(Data records)
******************************

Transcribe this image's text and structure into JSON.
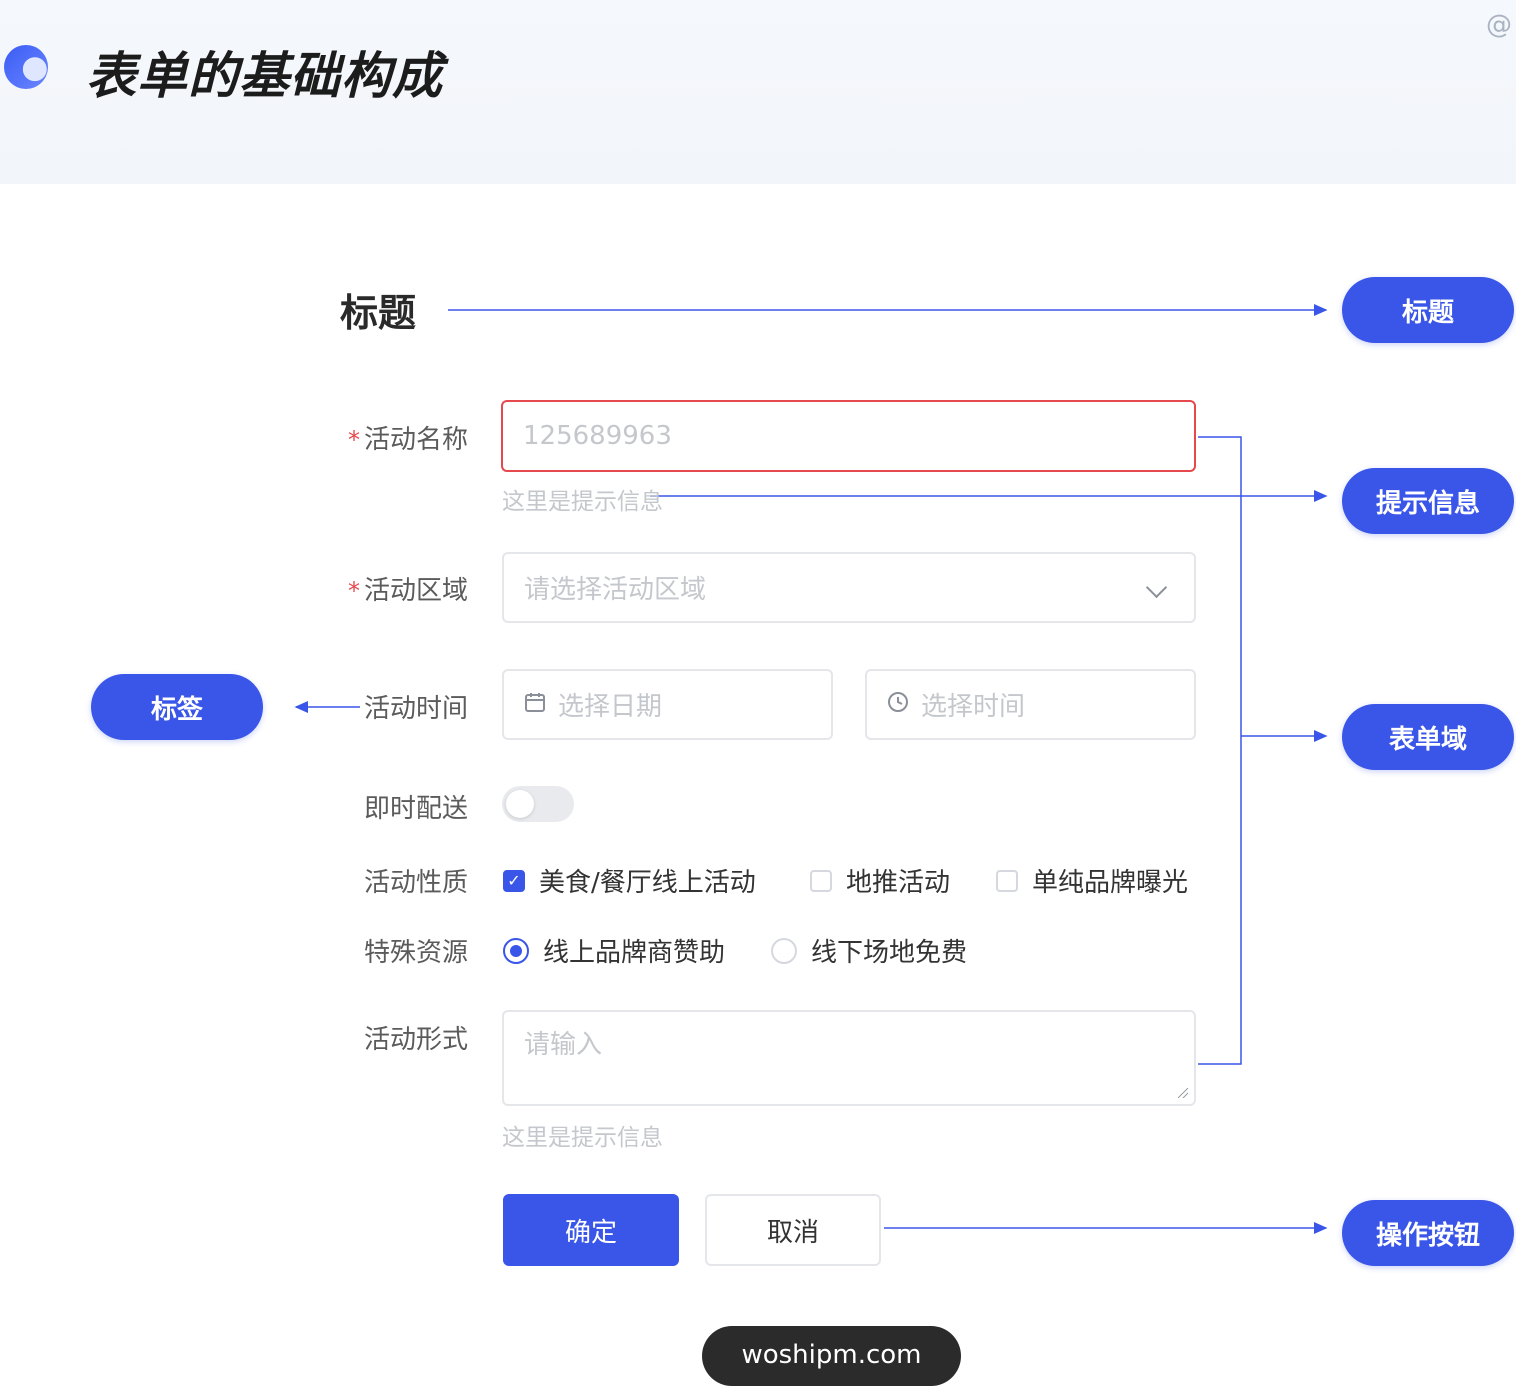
{
  "header": {
    "title": "表单的基础构成",
    "corner": "@"
  },
  "form": {
    "title": "标题",
    "fields": {
      "name": {
        "label": "活动名称",
        "required": "*",
        "value": "125689963",
        "hint": "这里是提示信息"
      },
      "region": {
        "label": "活动区域",
        "required": "*",
        "placeholder": "请选择活动区域"
      },
      "time": {
        "label": "活动时间",
        "date_placeholder": "选择日期",
        "time_placeholder": "选择时间",
        "date_icon": "calendar-icon",
        "time_icon": "clock-icon"
      },
      "delivery": {
        "label": "即时配送",
        "on": false
      },
      "nature": {
        "label": "活动性质",
        "options": [
          "美食/餐厅线上活动",
          "地推活动",
          "单纯品牌曝光"
        ],
        "checked": [
          true,
          false,
          false
        ]
      },
      "resource": {
        "label": "特殊资源",
        "options": [
          "线上品牌商赞助",
          "线下场地免费"
        ],
        "selected": "线上品牌商赞助"
      },
      "form_type": {
        "label": "活动形式",
        "placeholder": "请输入",
        "hint": "这里是提示信息"
      }
    },
    "buttons": {
      "confirm": "确定",
      "cancel": "取消"
    }
  },
  "annotations": {
    "title": "标题",
    "hint": "提示信息",
    "label": "标签",
    "field": "表单域",
    "action": "操作按钮"
  },
  "watermark": "woshipm.com",
  "colors": {
    "accent": "#3a56e8",
    "error": "#e5484d",
    "placeholder": "#c4c7cc"
  }
}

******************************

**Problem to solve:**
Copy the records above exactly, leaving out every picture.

**Task result:**
Transcribe this image's text and structure into JSON.
{
  "header": {
    "title": "表单的基础构成",
    "corner": "@"
  },
  "form": {
    "title": "标题",
    "fields": {
      "name": {
        "label": "活动名称",
        "required": "*",
        "value": "125689963",
        "hint": "这里是提示信息"
      },
      "region": {
        "label": "活动区域",
        "required": "*",
        "placeholder": "请选择活动区域"
      },
      "time": {
        "label": "活动时间",
        "date_placeholder": "选择日期",
        "time_placeholder": "选择时间",
        "date_icon": "calendar-icon",
        "time_icon": "clock-icon"
      },
      "delivery": {
        "label": "即时配送",
        "on": false
      },
      "nature": {
        "label": "活动性质",
        "options": [
          "美食/餐厅线上活动",
          "地推活动",
          "单纯品牌曝光"
        ],
        "checked": [
          true,
          false,
          false
        ]
      },
      "resource": {
        "label": "特殊资源",
        "options": [
          "线上品牌商赞助",
          "线下场地免费"
        ],
        "selected": "线上品牌商赞助"
      },
      "form_type": {
        "label": "活动形式",
        "placeholder": "请输入",
        "hint": "这里是提示信息"
      }
    },
    "buttons": {
      "confirm": "确定",
      "cancel": "取消"
    }
  },
  "annotations": {
    "title": "标题",
    "hint": "提示信息",
    "label": "标签",
    "field": "表单域",
    "action": "操作按钮"
  },
  "watermark": "woshipm.com",
  "colors": {
    "accent": "#3a56e8",
    "error": "#e5484d",
    "placeholder": "#c4c7cc"
  }
}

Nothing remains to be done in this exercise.